Venue: Drama Barn
Rating: * * *
As the lights went up on a madly staring William Seaward in full bishop’s regalia, it seemed that pantomime had succeeded in penetrating the usually more sober Drama Barn. However, it soon became apparent that Jean Genet’s play had rather more substance.
The work is nothing if not complex. Throughout, the nature of illusion and reality is explored. Set in Madame Irma’s brothel, or as she inconsistently prefers, “House of Illusions”, the central idea of image is considered through the bizarre fantasies of the clients, and later the fallout of revolution in the city outside.
A play of this scope, so explicitly designed was an ambitious project indeed, and occasionally the deeply complicated dialogue suffered from being cut. The strongest elements of the play were the more fluid scenes in the second act, when full use was made of the impressively painted stage. The comic trio of Seaward, James Duckworth and Matthew Lacey were outstanding, as was Sarah Barker’s Madame Irma, though at times she lacked the regal presence the part demanded.
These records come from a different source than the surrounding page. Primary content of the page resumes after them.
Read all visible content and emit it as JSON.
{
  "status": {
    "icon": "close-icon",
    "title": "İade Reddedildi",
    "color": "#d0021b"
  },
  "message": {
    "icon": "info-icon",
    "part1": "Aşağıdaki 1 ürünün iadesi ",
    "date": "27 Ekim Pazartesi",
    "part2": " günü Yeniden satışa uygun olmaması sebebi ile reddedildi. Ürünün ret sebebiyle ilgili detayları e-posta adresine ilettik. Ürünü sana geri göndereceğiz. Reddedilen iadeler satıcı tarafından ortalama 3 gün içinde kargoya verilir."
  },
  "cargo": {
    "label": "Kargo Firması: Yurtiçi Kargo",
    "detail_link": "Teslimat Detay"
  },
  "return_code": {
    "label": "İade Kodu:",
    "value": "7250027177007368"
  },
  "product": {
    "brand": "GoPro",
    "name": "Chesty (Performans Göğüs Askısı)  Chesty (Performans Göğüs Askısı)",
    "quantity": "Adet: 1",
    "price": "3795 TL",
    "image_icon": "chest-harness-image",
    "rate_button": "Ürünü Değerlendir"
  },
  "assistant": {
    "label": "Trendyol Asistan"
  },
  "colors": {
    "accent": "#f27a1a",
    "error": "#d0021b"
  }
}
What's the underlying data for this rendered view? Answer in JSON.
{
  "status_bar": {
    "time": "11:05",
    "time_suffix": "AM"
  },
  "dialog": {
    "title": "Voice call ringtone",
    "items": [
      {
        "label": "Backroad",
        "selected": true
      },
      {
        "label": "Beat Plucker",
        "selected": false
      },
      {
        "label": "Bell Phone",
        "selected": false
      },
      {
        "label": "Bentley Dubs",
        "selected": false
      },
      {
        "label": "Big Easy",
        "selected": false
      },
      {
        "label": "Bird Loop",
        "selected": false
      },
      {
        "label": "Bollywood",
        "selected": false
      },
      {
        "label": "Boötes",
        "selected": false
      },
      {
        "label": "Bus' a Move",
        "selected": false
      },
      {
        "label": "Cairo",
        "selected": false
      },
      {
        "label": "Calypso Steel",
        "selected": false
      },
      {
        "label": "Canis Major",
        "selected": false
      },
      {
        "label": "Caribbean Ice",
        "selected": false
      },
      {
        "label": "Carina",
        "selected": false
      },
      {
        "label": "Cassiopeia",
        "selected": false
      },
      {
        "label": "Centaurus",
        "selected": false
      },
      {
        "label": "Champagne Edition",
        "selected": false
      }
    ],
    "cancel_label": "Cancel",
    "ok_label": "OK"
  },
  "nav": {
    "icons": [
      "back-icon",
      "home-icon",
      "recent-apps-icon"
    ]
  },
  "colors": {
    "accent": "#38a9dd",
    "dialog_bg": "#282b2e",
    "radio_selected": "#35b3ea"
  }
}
In a play so fundamentally concerned with creating illusion, it is ironic perhaps that the production failed to fully draw the audience into its reality; but in reducing the audience to voyeurs, peeping into Drama Barn as Irma peeps into her studios, the audience were just another level of unreality.